Are high achieving college students slackers? Brent J. Evans Motivation & Research Question: Are high achieving college students slackers? Brent J. Evans There is a growing body of evidence that suggests college students are not academically challenged by or engaged

More information

The Historic Opportunity to Get College Readiness Right: The Race to the Top Fund and Postsecondary Education

The Historic Opportunity to Get College Readiness Right: The Race to the Top Fund and Postsecondary Education The Historic Opportunity to Get College Readiness Right: The Race to the Top Fund and Postsecondary Education Passage of the American Recovery and Reinvestment Act (ARRA) and the creation of the Race to

More information

The Disengaged Commuter Student: Fact or Fiction? are less committed to academic pursuits compared with their counterparts who go away to

The Disengaged Commuter Student: Fact or Fiction? are less committed to academic pursuits compared with their counterparts who go away to The Disengaged Commuter Student: Fact or Fiction? George D. Kuh, Robert M. Gonyea, Megan Palmer National Survey of Student Engagement Indiana University Center for Postsecondary Research and Planning The

More information

SDP COLLEGE-GOING DIAGNOSTIC. Albuquerque Public Schools

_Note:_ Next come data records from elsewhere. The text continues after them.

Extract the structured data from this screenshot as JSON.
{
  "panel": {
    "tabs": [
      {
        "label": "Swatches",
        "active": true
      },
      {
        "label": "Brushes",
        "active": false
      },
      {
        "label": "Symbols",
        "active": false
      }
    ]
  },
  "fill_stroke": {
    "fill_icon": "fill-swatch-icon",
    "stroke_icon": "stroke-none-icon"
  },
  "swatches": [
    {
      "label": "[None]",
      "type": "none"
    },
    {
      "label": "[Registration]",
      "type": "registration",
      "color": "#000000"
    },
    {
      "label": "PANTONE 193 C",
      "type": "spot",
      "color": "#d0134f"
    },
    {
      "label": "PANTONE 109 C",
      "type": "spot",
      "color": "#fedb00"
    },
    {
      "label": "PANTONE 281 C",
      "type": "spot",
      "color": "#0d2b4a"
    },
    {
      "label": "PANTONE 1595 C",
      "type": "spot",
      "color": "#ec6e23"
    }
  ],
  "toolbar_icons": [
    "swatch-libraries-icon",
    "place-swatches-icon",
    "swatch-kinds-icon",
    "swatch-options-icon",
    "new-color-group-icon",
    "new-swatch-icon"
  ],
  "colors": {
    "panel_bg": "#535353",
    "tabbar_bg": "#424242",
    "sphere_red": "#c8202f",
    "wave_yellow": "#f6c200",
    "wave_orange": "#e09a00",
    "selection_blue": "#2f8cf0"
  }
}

SDP COLLEGE-GOING DIAGNOSTIC. Albuquerque Public Schools Public Schools May 2014 CURRENT SDP PARTNERS THE STRATEGIC DATA PROJECT (SDP) Since 2008, SDP has partnered with 75 school districts, charter school networks, state agencies, and nonprofit organizations

More information

Accountability System Reports for Selected Success Measures Very Large Community College Districts Spring 2008

Accountability System Reports for Selected Success Measures Very Large Community College Districts Spring 2008 1 Accountability System Reports for Selected Success Measures Very Large Community College Districts Spring 2008 Membership in Group: The group of very large community colleges in Texas includes the following

More information

Massachusetts School-to-College Report High School Class of 2005 February 2008

Massachusetts School-to-College Report High School Class of 2005 February 2008 Massachusetts School-to-College Report High School Class of 2005 February 2008 This report was produced in part with the financial support of the National Governors Association and the Nellie Mae Education

More information